Drug shame good for cycling
By STEVE SPINKS & AAP NORTH Coast Academy of Sport executive director Tony Clarke believes the sensational drug disqualifications coming out of this year's Tour de France helps show cycling is seriously trying to combat doping.
Clarke, who is an avid amateur cyclist and NCAS cycling coach, is also glad the cheats are getting named and shamed.
"We have 22 kids in our program from the Tweed to Port Macquarie," he said.
"We point the kids to look towards the elite of the sport as role models and to track them during races.
"I think what the Tour (drug testing) shows is that cycling is genuine about the fight on drugs.
"It's also a good example to youngsters about the temptations along the way and that you will get caught and publicly disgraced."
While admitting that the publicity generated by Tour leader Michael Rassmussen's banishment from the race by his Rabobank team is not great for the sport, Clarke believes the campaign is a necessary evil to clean up the sport.
"I feel as a cycling supporter, the findings make for a cleaner sport," he said.
"While it does tarnish the race, and clean riders are pushed past their limit by the cheats, at least they (cycling authorities) are not sweeping incidents under the carpet."
Rassmussen's banishment came as a surprise yesterday as the 33-year-old Dane had seemingly weathered the storm over missing four out of competition dope tests in the past 18 months.
The two-time King of The Mountains had won the 16th stage to all but seal overall victory and go some way to erasing the stigma of the Danes over their disgraced 1996 Tour de France winner Bjarne Riis - who has since been stripped of the title.
But his Dutch team - whose hotel was subsequently invaded by police - has learnt that Rassmussen lied to them over where and what he doing last month when he was in fact in Italy and not in Mexico as he had told them.
The Rabobank debacle came hot on the heals of the discovery that Italy's Cristiano Moreni had become the third official doping case to be announced at the Tour, which will end on Sunday in Paris.
It was revealed last week that Germany's Patrik Sinkewitz had tested positive for testosterone, although the T-Mobile rider's control was carried out in June.
Sinkewitz was at home recovering from injuries sustained in a crash in the Alps when he heard of the news, and the result of analysis on a B sample has yet to be released.

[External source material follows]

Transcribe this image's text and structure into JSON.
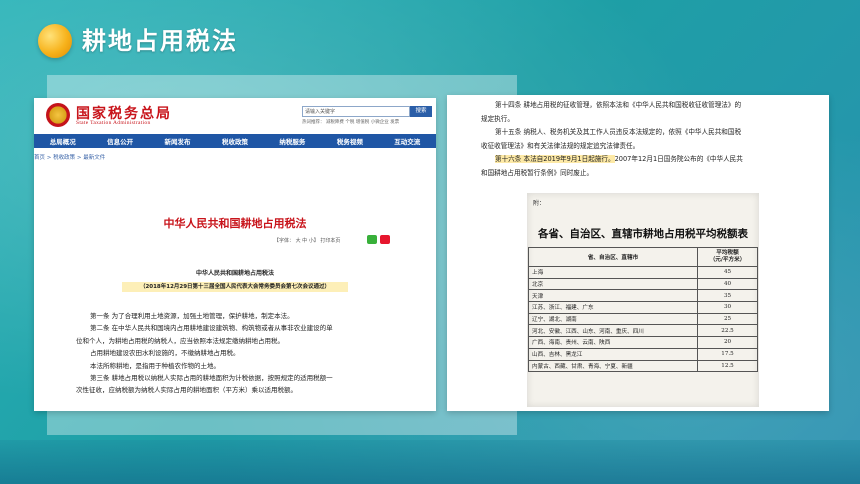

Kazakhstan's pre-race favourite, Alexandre Vinokourov, tested positive for blood doping earlier in the week, while American Floyd Landis, the 2006 champion, is still battling to clear his name for testing positive during a stage last year.